Search the listing for the word "JSON" and copy every line where it turns up.

* [Input data]
^^^^^^^^^^^^^^^^

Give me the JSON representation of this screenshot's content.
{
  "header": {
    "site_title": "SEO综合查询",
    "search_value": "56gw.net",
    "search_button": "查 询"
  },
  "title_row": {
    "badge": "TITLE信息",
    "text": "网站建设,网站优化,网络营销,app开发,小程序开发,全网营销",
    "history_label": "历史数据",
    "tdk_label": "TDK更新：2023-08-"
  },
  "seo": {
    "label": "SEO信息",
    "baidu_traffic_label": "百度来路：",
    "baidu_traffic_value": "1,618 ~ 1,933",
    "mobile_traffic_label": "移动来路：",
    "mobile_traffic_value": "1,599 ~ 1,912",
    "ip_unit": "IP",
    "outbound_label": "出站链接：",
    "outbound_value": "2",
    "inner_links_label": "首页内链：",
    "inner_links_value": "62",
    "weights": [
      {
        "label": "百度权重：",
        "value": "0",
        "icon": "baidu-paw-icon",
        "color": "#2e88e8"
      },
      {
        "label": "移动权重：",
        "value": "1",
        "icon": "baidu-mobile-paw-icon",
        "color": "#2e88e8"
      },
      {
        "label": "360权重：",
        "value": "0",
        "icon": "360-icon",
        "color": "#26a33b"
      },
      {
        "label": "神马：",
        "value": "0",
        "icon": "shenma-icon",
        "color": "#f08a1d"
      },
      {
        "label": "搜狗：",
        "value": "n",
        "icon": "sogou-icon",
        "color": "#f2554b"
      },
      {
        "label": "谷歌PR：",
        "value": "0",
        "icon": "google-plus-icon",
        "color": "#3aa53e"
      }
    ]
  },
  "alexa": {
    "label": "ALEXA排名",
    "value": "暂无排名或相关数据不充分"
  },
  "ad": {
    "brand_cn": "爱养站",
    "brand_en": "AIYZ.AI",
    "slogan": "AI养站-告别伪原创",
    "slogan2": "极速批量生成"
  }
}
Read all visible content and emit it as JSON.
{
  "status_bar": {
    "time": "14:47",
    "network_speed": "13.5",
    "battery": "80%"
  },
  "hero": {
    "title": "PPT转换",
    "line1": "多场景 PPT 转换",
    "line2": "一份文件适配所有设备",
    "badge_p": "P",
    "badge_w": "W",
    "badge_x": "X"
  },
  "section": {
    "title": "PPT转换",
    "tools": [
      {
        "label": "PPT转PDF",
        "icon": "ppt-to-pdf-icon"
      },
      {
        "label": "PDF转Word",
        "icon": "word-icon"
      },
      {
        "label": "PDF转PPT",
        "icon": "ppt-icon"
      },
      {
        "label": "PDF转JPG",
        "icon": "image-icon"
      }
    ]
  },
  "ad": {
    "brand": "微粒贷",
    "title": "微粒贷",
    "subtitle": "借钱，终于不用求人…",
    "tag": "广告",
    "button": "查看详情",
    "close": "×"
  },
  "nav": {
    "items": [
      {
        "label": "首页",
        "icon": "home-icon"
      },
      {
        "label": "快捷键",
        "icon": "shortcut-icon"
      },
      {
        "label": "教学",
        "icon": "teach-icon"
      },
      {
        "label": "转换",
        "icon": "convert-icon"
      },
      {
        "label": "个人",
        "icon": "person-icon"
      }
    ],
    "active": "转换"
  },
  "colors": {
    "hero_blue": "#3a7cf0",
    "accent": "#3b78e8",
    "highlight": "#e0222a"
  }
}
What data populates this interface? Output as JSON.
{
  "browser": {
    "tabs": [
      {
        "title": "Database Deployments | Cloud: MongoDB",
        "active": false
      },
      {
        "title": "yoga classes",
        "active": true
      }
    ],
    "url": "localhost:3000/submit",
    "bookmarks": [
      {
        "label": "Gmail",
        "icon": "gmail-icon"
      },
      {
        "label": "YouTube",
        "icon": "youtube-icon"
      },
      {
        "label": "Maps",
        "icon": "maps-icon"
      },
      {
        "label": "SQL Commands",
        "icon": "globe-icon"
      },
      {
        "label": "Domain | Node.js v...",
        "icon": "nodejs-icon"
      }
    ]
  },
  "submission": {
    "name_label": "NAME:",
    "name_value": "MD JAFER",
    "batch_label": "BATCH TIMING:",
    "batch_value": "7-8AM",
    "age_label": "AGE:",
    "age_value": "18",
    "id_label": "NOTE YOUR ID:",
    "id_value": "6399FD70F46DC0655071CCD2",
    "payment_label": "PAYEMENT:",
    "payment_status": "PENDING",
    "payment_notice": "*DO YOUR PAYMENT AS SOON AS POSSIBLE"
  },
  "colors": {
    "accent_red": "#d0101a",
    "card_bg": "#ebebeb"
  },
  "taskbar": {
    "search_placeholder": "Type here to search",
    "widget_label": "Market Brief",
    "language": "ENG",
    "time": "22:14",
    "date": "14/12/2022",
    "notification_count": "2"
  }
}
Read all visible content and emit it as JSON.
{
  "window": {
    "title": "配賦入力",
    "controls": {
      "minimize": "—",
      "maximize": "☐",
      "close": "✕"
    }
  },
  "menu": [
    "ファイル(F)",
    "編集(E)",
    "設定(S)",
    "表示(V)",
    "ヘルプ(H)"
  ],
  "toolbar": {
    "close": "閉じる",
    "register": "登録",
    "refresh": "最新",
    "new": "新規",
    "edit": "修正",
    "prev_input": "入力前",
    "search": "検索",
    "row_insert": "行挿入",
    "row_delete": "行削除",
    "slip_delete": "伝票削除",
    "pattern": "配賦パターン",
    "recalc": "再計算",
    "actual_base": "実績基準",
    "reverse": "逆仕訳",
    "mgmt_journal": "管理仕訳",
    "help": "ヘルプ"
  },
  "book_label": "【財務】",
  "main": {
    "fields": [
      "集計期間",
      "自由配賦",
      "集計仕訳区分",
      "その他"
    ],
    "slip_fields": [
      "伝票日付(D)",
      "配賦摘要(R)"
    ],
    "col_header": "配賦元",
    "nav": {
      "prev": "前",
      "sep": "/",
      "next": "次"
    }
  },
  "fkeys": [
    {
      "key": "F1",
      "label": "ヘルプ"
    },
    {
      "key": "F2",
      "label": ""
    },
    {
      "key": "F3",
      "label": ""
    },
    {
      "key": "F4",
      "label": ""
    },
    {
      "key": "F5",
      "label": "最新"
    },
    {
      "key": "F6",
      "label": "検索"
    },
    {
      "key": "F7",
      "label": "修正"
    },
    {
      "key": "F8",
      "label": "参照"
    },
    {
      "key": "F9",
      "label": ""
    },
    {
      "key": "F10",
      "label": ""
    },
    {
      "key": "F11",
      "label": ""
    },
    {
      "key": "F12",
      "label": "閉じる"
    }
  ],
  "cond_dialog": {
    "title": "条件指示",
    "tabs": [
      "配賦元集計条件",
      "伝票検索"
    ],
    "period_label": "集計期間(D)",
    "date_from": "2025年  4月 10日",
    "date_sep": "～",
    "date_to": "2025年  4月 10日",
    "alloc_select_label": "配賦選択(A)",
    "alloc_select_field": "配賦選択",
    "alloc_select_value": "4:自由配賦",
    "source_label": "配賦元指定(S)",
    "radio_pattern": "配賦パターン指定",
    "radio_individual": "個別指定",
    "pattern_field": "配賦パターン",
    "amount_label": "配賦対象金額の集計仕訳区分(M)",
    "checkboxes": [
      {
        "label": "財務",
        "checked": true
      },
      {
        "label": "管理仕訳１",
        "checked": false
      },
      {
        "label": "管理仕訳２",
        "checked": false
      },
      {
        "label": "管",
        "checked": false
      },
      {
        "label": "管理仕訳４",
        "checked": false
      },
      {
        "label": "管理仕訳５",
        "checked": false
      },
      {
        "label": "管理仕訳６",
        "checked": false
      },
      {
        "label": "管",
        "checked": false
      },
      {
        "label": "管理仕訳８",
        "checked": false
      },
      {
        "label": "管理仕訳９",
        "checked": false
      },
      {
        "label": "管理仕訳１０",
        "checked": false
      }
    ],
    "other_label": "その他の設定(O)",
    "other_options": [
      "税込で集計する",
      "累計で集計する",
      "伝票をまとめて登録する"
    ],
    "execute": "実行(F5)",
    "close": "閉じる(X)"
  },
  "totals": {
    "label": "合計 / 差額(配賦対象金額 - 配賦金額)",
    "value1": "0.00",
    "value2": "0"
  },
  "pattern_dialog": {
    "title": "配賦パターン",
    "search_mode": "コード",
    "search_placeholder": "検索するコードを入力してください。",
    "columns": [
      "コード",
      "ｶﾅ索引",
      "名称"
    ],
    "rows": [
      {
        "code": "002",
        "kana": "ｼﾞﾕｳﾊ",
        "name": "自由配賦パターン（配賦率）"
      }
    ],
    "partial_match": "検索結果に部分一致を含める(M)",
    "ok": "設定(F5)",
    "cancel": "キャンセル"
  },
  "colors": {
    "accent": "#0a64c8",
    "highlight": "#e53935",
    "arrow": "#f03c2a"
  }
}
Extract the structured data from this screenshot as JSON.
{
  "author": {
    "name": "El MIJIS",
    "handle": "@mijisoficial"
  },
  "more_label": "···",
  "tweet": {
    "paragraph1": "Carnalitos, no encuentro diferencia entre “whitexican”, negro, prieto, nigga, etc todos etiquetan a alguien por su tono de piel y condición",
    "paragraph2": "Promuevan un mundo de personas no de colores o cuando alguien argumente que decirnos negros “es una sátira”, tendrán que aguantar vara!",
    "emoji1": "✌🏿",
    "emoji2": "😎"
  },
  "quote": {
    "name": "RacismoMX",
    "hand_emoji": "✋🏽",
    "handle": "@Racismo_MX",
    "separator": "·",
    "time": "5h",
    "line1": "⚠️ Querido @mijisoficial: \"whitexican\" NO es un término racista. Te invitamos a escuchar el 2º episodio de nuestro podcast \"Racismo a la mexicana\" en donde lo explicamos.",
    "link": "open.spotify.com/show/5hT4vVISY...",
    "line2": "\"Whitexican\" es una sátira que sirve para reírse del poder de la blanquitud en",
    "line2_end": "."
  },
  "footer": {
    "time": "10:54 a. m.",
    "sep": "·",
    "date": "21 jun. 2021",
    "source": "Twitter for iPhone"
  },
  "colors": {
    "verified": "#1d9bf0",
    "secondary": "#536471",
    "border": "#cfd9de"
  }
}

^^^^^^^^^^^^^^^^

* [Answer box]
Give me the JSON representation of this screenshot's content.
Read all visible content and emit it as JSON.
What data populates this interface? Output as JSON.
Read all visible content and emit it as JSON.
Extract the structured data from this screenshot as JSON.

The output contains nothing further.